Like any exacting stage manager, the Azerbaijani government has labored hard to adjust the lights and perk up the props for Baku’s international debut as the host of Eurovision 2012. But the painstaking preparations did not just involve the Azerbaijani capital’s buildings and infrastructure. They also involved the distribution of Eurovision tickets.
For the past month, discussions on Facebook and articles in pro-opposition Azerbaijani media have alleged that the government was forcing public employees in Baku -- working for schools, hospitals, universities, courts and stationed at military bases -- to buy Eurovision tickets.
A Eurovision spokesperson denied the reports, but an informed Azerbaijani law enforcement agency source told EurasiaNet.org that fear of possible “security issues” during Eurovision’s May 22-May 26 run prompted the government to scoop up tickets ahead of time and distribute them to “reliable” individuals, meaning state employees.
Disturbances by local Islamists enraged by Eurovision’s displays of flesh and flash, or organized by neighboring Iran, which has denounced the event as “Zionist” and “gay,” posed the chief concern, said the source.
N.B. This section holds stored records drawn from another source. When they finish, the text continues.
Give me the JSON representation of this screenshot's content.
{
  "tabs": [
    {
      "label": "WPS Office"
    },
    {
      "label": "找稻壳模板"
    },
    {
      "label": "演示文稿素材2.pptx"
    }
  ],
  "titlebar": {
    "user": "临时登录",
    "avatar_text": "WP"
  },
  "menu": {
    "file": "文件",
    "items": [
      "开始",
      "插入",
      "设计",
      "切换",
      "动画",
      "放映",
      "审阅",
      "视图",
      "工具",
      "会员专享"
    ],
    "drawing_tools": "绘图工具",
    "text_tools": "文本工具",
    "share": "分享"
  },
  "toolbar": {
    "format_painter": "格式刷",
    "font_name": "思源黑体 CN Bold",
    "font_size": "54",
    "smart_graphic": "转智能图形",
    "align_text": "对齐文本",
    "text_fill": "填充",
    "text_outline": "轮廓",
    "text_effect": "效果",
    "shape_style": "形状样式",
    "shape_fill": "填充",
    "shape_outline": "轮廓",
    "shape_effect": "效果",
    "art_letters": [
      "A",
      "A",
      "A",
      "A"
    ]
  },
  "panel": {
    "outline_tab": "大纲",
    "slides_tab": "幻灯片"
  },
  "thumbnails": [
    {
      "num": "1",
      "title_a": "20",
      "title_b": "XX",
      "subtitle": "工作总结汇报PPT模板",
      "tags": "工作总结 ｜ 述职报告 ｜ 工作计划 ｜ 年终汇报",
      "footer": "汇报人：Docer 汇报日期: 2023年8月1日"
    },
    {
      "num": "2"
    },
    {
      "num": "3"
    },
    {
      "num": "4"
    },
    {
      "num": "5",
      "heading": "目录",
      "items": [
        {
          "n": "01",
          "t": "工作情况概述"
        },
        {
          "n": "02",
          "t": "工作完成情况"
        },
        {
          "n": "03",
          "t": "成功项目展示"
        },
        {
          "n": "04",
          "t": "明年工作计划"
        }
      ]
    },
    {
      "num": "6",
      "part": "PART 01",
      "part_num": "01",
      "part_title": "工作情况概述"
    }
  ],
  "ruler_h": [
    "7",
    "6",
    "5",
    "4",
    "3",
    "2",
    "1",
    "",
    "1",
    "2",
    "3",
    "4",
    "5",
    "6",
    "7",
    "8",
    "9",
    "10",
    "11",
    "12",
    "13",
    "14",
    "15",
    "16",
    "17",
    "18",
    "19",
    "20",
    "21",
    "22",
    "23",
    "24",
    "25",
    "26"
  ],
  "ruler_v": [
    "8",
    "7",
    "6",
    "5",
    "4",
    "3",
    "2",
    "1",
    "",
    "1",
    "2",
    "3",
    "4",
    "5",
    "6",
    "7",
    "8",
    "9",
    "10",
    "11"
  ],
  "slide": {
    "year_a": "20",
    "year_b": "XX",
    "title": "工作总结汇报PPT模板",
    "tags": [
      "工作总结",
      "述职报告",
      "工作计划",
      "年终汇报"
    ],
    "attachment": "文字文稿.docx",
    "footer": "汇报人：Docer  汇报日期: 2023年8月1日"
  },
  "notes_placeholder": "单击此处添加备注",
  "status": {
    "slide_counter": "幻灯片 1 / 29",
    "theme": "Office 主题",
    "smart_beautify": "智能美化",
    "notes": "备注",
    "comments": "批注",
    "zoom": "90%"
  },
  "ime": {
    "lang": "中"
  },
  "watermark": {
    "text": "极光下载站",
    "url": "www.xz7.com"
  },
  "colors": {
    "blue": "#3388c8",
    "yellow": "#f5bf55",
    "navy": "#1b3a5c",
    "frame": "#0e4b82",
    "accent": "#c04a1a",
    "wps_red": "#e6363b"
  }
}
As a result, Azerbaijani security services “screened everyone who bought tickets,” the officer said, describing the operation as “huge.” The screenings began after ticket pickups started on May 15, but no ticketholders were rejected, he claimed.
Arguably, secular critics prompted concerns as well.
Activists from Sing for Democracy, a local group protesting human rights abuses, earlier had pledged to stage protests within the Eurovision venue, Baku’s Crystal Hall, during live performances. About 70 activists marched through downtown Baku on May 23, but without interference from police.
That police track record changed on May 25 when activists were arrested during what had been billed as "a stroll" along Baku’s Caspian Sea promenade by the Public Chamber, a loose association of opposition parties, non-governmental organizations and human rights activists. One blog showed plainclothes policemen dragging participants from the scene.
Attempting to guarantee the presence of more “reliable” guests at Eurovision, however, was initially an operation that did not rest on the government alone. Donations for Eurovision tickets were expected from state employees who were not necessarily expected to receive tickets themselves.
In interviews with EurasiaNet.org, more than 20 state employees confirmed that they had been required to hand over money for Eurovision tickets. One source, a professor at Baku State University who also requested anonymity, recounted that the university administration told employees in late April that the university was required to sell a certain number of Eurovision tickets.
“Each department had to buy at least one ticket,” the professor said. “So, employees collected money and decided who will go to the concert. If several people wanted to go, they cast lots.”
Such demands are not uncommon in the Caucasus, and elsewhere in the former Soviet Union, when state interests are deemed at stake, as they clearly are for Azerbaijan with Eurovision. Influential senior presidential administration official Ali Hasanov has described the contest as an opportunity to show that Azerbaijan is “part of the world,” the pro-government AzerNews newspaper reported.
The chief spokesperson for Eurovision-2012, however, strongly denied that Azerbaijani state employees had been forced to buy tickets to the contest, either for themselves or for co-workers. “This is absurd,” said Tahir Mammadov.
“Some organizations” had received a set number of tickets to be sold to those who desired to buy one, he claimed. He did not identify the organizations. “But no one can force anyone to buy tickets, and it did not happen,” Mammadov asserted.
None of the interviewees expressed irritation or anger at the alleged demand that they contribute money for Eurovision tickets. Perhaps, at least in part, that is because their money was eventually refunded, and tickets distributed for free.
State employees told EurasiaNet.org that in early May, as international criticism of Azerbaijan’s civil rights record picked up, their ticket money was returned and vouchers for the tickets distributed free of charge.
“It’s good that I did not buy a ticket before. Now I’ve gotten it for free. Cool,” commented one Baku-based schoolteacher who attended the May 22 semi-final.
The total cost of these handouts to the government, which has spent $63 million on the contest, according to official data, is not known.
Regular ticket sales took place via the official Eurovision website, with ticket vouchers dispatched via email. Imprinted with the buyer’s name, the vouchers were exchanged for actual tickets, also bearing the purchaser’s name, upon display of an ID in Baku Eurovision ticket offices. One person could buy a maximum of four tickets.
Many Azerbaijanis have complained that, a few hours after online ticket sales began on March 15, they were unable to buy even top-end tickets (160 to 240 manats or $203.72 to $305.58) to the final. Sales, though, proceeded without a hitch for friends and family outside of Azerbaijan, they say.
The law-enforcement-agency source conceded that the allocation of Eurovision tickets for “reliable” visitors did, in fact, contribute to an “artificial shortage” of tickets for fans based in Azerbaijan.
Information about final official ticket sales remains unknown.
About 5,000 foreign tourists have come to Baku since the Eurovision delegations started to arrive on May 10, according to Faig Gurbatov, the national coordinator for the government’s Tourism Development Project.
Shahin Abbasov is a freelance reporter based in Baku.